To me, HubPages is well-worth writing for. I belong to other writing sites also but publish much more here, it is more satisfying and has a better community feel.

Funny how I get email notification you have published a new article but it never a notification here onsite and you don’t appear on my feed either.

Linda Lum from Washington State, USA on August 16, 2021:

Wow, Bill. I didn't sleep well last night, and have been stumbling and fumbling around this morning. Your Mailbag gave me the boost I needed, even more than this 1st cup of coffee. Great writing (no surprise there). But I guess that's because you write the way you talk. You're Baker?

Actually, you could be. You asked why people are such open books on FB, but two generations ago we were all tight-lipped. I think Manatita explained it very well. But (with a bit of tongue in cheek) might I add that there is a cloak of anonymity on social media. How many people know that you're using another person's photo for your profile and that in reality you look like George Clooney?

manatita44 from london on August 16, 2021:

As always, bro. A lot of the times we are on the same page, here about Facebook. Yet you're too kind. 'Fascinating? Ha-ha. Come to think of it, I might use that word myself. Chuckle.

It's happening because we are afraid, Bill. Many fears are born out of loneliness and insecurities. You can get tons of messages from people asking you to check them out and all you will see are several pictures of themselves, their favourite cat, etc.

Nothing of Light to offer, but the little 'i' ... the ego. the 'me and 'mines.' Plus some resentments. We desperately wish to be loved but reject the Light.

'Colder than a witch’s tit.'

'Amber is our biological daughter, going on two years, and the heir-apparent to the Baker family tradition of hunting shadows.'

Stand out lines indeed! Especially in the context of how the story flows. A truly exquisite piece!

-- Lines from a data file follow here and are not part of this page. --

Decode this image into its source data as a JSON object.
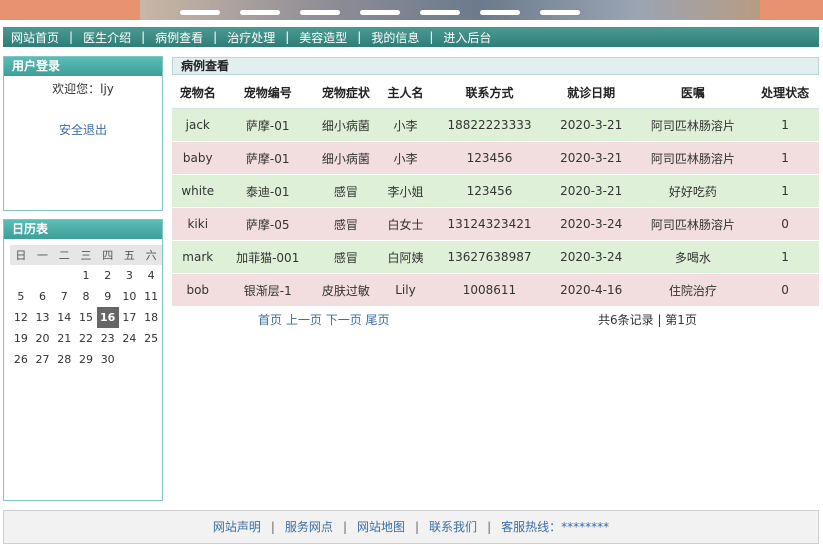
{
  "nav": {
    "items": [
      "网站首页",
      "医生介绍",
      "病例查看",
      "治疗处理",
      "美容造型",
      "我的信息",
      "进入后台"
    ]
  },
  "login": {
    "title": "用户登录",
    "welcome": "欢迎您：ljy",
    "logout": "安全退出"
  },
  "calendar": {
    "title": "日历表",
    "weekdays": [
      "日",
      "一",
      "二",
      "三",
      "四",
      "五",
      "六"
    ],
    "weeks": [
      [
        "",
        "",
        "",
        "1",
        "2",
        "3",
        "4"
      ],
      [
        "5",
        "6",
        "7",
        "8",
        "9",
        "10",
        "11"
      ],
      [
        "12",
        "13",
        "14",
        "15",
        "16",
        "17",
        "18"
      ],
      [
        "19",
        "20",
        "21",
        "22",
        "23",
        "24",
        "25"
      ],
      [
        "26",
        "27",
        "28",
        "29",
        "30",
        "",
        ""
      ]
    ],
    "today": "16"
  },
  "records": {
    "title": "病例查看",
    "columns": [
      "宠物名",
      "宠物编号",
      "宠物症状",
      "主人名",
      "联系方式",
      "就诊日期",
      "医嘱",
      "处理状态"
    ],
    "rows": [
      [
        "jack",
        "萨摩-01",
        "细小病菌",
        "小李",
        "18822223333",
        "2020-3-21",
        "阿司匹林肠溶片",
        "1"
      ],
      [
        "baby",
        "萨摩-01",
        "细小病菌",
        "小李",
        "123456",
        "2020-3-21",
        "阿司匹林肠溶片",
        "1"
      ],
      [
        "white",
        "泰迪-01",
        "感冒",
        "李小姐",
        "123456",
        "2020-3-21",
        "好好吃药",
        "1"
      ],
      [
        "kiki",
        "萨摩-05",
        "感冒",
        "白女士",
        "13124323421",
        "2020-3-24",
        "阿司匹林肠溶片",
        "0"
      ],
      [
        "mark",
        "加菲猫-001",
        "感冒",
        "白阿姨",
        "13627638987",
        "2020-3-24",
        "多喝水",
        "1"
      ],
      [
        "bob",
        "银渐层-1",
        "皮肤过敏",
        "Lily",
        "1008611",
        "2020-4-16",
        "住院治疗",
        "0"
      ]
    ]
  },
  "pager": {
    "first": "首页",
    "prev": "上一页",
    "next": "下一页",
    "last": "尾页",
    "summary": "共6条记录 | 第1页"
  },
  "footer": {
    "links": [
      "网站声明",
      "服务网点",
      "网站地图",
      "联系我们"
    ],
    "hotline": "客服热线：********"
  },
  "colors": {
    "nav_bg": "#2f7d77",
    "row_green": "#dff0d8",
    "row_pink": "#f2dede",
    "link": "#3b6ea5"
  }
}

Why don't I ask something? The heat has been bothering you recently, does it make a difference to how the inspiration flows? I mean, is it seasonal? Peace, my B.

Related Articles